[ MORE: Full Power Rankings archive ]

Players from Arsenal, Liverpool and Manchester City dominate our latest rankings after a busy seven days in the PL with midweek games and a funky schedule due to the FA Cup semifinal.

Remember: this is a list of the top 20 performing players right now in the Premier League and based on them actually playing in the previous Matchweek. If they didn’t play due to injury or suspension, they aren’t going to make this list. Simple.

Let us know in the comments section below if you agree with the selections.

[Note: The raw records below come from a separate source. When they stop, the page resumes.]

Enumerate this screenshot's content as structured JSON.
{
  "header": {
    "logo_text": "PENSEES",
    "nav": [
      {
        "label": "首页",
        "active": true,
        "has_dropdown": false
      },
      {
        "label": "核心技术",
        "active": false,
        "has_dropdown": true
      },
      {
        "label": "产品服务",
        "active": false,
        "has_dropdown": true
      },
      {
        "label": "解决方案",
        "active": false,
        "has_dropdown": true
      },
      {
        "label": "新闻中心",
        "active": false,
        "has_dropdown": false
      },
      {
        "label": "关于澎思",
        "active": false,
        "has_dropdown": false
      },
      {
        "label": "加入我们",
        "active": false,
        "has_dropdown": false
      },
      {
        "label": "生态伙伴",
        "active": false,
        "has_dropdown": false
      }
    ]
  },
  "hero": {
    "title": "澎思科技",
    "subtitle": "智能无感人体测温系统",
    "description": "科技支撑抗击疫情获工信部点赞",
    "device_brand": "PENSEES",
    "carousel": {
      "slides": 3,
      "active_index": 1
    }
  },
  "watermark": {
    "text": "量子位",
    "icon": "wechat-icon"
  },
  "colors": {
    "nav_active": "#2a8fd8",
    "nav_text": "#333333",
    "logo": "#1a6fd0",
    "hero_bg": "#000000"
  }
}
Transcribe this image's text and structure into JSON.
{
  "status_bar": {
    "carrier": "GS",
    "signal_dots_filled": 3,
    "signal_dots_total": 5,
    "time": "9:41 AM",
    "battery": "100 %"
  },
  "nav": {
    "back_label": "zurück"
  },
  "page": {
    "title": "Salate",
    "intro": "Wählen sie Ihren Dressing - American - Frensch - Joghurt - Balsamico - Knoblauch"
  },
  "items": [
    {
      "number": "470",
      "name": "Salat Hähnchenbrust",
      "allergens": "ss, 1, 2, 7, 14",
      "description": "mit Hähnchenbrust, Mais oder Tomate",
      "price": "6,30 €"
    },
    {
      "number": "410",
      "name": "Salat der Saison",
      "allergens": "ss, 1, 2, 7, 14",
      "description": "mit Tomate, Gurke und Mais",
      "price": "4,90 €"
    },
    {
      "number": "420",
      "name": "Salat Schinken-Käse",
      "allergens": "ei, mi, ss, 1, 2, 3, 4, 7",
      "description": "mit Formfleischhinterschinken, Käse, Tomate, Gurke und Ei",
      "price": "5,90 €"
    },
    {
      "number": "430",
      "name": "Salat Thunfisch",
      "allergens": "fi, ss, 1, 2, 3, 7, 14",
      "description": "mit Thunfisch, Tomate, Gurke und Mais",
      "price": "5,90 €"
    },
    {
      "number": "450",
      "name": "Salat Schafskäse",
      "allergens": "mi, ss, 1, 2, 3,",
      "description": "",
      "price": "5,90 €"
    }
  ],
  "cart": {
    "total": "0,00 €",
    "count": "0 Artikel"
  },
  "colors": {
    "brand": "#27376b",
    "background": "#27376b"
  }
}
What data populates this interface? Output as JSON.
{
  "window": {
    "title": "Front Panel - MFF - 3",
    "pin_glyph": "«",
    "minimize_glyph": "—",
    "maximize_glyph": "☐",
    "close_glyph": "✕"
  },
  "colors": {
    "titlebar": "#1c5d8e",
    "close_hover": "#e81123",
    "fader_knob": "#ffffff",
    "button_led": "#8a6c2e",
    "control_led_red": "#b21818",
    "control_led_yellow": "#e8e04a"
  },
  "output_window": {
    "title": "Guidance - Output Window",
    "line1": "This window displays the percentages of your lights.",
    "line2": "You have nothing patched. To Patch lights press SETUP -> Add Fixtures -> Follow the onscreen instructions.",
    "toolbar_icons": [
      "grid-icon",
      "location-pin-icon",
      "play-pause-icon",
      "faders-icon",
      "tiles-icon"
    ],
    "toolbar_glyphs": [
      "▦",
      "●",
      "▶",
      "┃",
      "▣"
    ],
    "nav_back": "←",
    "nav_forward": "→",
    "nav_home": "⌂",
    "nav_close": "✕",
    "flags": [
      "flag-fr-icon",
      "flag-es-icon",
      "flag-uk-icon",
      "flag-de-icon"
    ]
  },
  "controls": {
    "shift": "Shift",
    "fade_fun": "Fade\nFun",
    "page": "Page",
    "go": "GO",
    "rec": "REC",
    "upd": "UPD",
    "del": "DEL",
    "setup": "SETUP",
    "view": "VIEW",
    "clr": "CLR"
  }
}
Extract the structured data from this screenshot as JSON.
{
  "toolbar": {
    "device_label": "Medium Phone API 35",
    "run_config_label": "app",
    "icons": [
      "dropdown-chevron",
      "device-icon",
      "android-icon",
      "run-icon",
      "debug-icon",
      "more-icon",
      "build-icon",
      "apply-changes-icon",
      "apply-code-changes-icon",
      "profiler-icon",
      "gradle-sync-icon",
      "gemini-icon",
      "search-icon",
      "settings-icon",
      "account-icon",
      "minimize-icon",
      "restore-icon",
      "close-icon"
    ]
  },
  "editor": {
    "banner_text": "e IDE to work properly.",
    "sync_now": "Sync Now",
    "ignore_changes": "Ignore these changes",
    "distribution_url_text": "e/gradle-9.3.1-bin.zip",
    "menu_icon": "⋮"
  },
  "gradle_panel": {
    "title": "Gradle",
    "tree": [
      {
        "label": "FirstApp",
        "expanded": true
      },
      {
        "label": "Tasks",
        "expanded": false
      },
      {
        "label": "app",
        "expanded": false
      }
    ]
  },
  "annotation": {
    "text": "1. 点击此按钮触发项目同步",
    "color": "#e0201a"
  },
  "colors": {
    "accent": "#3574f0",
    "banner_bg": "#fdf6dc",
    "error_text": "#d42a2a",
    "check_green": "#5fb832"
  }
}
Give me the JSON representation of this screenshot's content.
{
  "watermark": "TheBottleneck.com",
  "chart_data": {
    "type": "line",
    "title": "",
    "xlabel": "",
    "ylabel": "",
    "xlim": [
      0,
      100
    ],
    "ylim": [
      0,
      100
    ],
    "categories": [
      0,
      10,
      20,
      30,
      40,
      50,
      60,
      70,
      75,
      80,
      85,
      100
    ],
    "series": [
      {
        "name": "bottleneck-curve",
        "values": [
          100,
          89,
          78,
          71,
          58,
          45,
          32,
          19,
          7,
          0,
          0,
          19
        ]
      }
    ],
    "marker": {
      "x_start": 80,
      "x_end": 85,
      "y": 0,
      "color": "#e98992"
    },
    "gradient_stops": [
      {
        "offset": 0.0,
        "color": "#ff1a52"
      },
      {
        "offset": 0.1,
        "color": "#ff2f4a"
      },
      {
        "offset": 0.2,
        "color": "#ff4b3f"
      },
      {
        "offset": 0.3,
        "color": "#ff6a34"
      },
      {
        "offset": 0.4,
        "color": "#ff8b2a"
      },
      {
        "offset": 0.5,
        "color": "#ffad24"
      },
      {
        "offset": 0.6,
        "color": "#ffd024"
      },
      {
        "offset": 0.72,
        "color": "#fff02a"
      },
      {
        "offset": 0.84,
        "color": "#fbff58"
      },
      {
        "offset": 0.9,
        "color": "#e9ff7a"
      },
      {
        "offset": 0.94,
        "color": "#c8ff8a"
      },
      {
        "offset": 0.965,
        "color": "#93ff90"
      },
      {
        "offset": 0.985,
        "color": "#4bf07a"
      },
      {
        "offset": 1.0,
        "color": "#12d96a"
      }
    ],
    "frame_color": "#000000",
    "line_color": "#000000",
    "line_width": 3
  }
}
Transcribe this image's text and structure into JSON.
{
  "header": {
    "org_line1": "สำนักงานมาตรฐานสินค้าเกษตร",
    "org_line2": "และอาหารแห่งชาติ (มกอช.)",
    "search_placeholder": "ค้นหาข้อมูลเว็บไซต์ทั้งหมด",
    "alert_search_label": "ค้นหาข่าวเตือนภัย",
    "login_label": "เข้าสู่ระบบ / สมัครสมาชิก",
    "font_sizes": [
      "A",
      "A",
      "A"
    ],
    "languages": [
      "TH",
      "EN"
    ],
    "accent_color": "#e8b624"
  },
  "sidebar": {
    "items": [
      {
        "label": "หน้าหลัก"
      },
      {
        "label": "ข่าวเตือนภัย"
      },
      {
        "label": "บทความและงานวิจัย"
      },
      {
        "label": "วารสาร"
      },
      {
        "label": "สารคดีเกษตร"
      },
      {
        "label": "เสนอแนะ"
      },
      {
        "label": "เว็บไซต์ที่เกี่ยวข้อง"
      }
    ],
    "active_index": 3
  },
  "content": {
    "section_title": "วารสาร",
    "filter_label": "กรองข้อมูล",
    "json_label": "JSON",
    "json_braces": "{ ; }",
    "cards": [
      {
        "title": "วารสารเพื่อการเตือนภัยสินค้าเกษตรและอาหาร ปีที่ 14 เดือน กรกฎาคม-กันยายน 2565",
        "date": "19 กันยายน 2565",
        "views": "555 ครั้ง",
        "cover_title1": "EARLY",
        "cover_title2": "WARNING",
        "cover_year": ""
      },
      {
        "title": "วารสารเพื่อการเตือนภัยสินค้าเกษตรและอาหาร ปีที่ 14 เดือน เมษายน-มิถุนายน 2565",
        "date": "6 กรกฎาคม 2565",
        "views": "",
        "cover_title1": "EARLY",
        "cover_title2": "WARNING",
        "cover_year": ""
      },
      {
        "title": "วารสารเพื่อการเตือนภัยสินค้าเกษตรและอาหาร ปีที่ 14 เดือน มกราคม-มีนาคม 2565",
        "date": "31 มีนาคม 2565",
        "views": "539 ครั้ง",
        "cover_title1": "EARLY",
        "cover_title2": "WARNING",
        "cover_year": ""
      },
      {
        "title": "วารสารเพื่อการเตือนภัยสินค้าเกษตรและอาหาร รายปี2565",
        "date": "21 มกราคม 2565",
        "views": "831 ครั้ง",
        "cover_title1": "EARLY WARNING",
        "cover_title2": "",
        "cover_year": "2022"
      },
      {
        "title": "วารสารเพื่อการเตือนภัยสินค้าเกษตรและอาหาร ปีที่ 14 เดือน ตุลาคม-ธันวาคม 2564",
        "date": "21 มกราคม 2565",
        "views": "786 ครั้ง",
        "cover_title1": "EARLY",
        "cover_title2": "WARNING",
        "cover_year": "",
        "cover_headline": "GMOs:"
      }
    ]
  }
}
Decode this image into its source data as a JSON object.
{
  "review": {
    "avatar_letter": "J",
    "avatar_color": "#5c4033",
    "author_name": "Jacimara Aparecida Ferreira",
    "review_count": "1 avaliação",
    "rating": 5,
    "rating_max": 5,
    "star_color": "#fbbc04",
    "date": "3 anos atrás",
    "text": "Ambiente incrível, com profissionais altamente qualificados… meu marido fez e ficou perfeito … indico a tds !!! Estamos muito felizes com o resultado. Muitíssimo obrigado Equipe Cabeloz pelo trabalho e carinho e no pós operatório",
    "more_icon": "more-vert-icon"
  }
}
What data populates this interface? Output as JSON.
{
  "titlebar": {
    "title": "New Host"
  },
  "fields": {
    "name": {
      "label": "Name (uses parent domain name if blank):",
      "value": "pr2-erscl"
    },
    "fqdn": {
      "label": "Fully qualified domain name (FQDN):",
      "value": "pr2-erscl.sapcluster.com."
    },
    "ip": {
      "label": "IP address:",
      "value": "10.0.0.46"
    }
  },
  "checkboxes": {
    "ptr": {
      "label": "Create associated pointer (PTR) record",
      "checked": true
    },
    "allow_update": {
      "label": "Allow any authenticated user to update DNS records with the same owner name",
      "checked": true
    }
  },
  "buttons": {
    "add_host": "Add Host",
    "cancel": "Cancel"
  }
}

  1. Mohamed Salah (Liverpool) – Even
  2. Kevin De Bruyne (Man City) – Even
  3. David Silva (Man City) – Up 8
  4. Ashley Barnes (Burnley) – New entry
  5. Aaron Ramsey (Arsenal) – New entry
  6. Sadio Mane (Liverpool) – Up 3
  7. Wilfried Zaha (Crystal Palace) – Down 4
  8. Alexandre Lacazette (Arsenal) – New entry
  9. Harry Kane (Tottenham) – Down 3
  10. David De Gea (Man United) – Down 3
  11. Christian Eriksen (Tottenham) – Down 3
  12. Raheem Sterling (Man City) – New entry
  13. Jamie Vardy (Leicester City) – Down 9
  14. Roberto Firmino (Liverpool) – Down 4
  15. Paul Pogba (Man United) – Down 3
  16. Romelu Lukaku (Man United) – Down 3
  17. Jonjo Shelvey (Newcastle United) – Down 12
  18. Marko Arnautovic (West Ham) – Down 3
  19. Salomon Rondon (West Brom) – New entry
  20. N'Golo Kante (Chelsea) – New entry